Endologix Completes Patient Enrollment in the ELEVATE IDE Clinical Study
News | Cardiovascular Clinical Studies | February 06, 2018
February 6, 2018 – Endologix, a developer and marketer of treatments for aortic disorders, announced the completion o
12-Month Results from Veryan Medical's MIMICS-2 IDE Study Presented at LINC
News | Cardiovascular Clinical Studies | February 01, 2018
February 1, 2018 – Thomas Zeller (Bad Krozingen, Germany) presented the 12-month results from Veryan Medical’s MIMICS
LimFlow Completes U.S. Feasibility Study Enrollment, Receives FDA Device Status
News | Cardiovascular Clinical Studies | February 01, 2018
February 1, 2018 –  LimFlow SA, developer of minimally-inv
ESC 2017 late breaking trial hot line study presentations.
News | Cardiovascular Clinical Studies | September 12, 2017
September 12, 2017 – The European Society of Cardiology (ESC) Congress 2017 includes several Hot Line Late-breaking C
U.K., NHS studies, weekend effect, hospital admission, atrial fibrillation, heart failure
News | Cardiovascular Clinical Studies | June 28, 2016
New research shows patients admitted to National Health Service (NHS) hospitals in the United Kingdom for atrial...
stroke risk
News | Cardiovascular Clinical Studies | August 28, 2015

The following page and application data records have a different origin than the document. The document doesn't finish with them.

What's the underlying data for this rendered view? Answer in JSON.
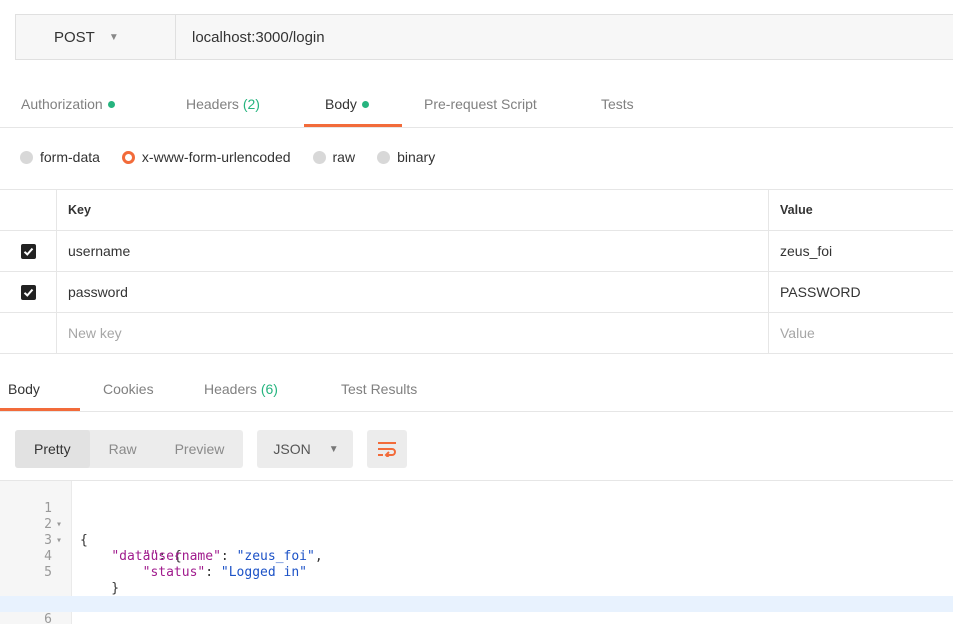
{
  "request": {
    "method": "POST",
    "url": "localhost:3000/login"
  },
  "request_tabs": [
    {
      "label": "Authorization",
      "indicator": "green-dot"
    },
    {
      "label": "Headers",
      "count": "(2)"
    },
    {
      "label": "Body",
      "indicator": "green-dot",
      "active": true
    },
    {
      "label": "Pre-request Script"
    },
    {
      "label": "Tests"
    }
  ],
  "body_types": [
    {
      "label": "form-data",
      "selected": false
    },
    {
      "label": "x-www-form-urlencoded",
      "selected": true
    },
    {
      "label": "raw",
      "selected": false
    },
    {
      "label": "binary",
      "selected": false
    }
  ],
  "params_table": {
    "headers": {
      "key": "Key",
      "value": "Value"
    },
    "rows": [
      {
        "checked": true,
        "key": "username",
        "value": "zeus_foi"
      },
      {
        "checked": true,
        "key": "password",
        "value": "PASSWORD"
      }
    ],
    "new_row": {
      "key_placeholder": "New key",
      "value_placeholder": "Value"
    }
  },
  "response_tabs": [
    {
      "label": "Body",
      "active": true
    },
    {
      "label": "Cookies"
    },
    {
      "label": "Headers",
      "count": "(6)"
    },
    {
      "label": "Test Results"
    }
  ],
  "view_modes": [
    "Pretty",
    "Raw",
    "Preview"
  ],
  "active_view_mode": "Pretty",
  "format": "JSON",
  "wrap_icon": "wrap-lines-icon",
  "response_code": {
    "line_numbers": [
      "1",
      "2",
      "3",
      "4",
      "5",
      "6"
    ],
    "lines": [
      "{",
      "    \"data\": {",
      "        \"username\": \"zeus_foi\",",
      "        \"status\": \"Logged in\"",
      "    }",
      "}"
    ],
    "tokens": {
      "data_key": "\"data\"",
      "username_key": "\"username\"",
      "username_val": "\"zeus_foi\"",
      "status_key": "\"status\"",
      "status_val": "\"Logged in\""
    }
  },
  "colors": {
    "accent": "#f26b3a",
    "indicator_green": "#26b47f",
    "json_key": "#a01b8d",
    "json_string": "#1c52c7"
  }
}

Most people assume strokes only happen to octogenarians, but recent evidence suggests that survivors of childhood can
Overlay Init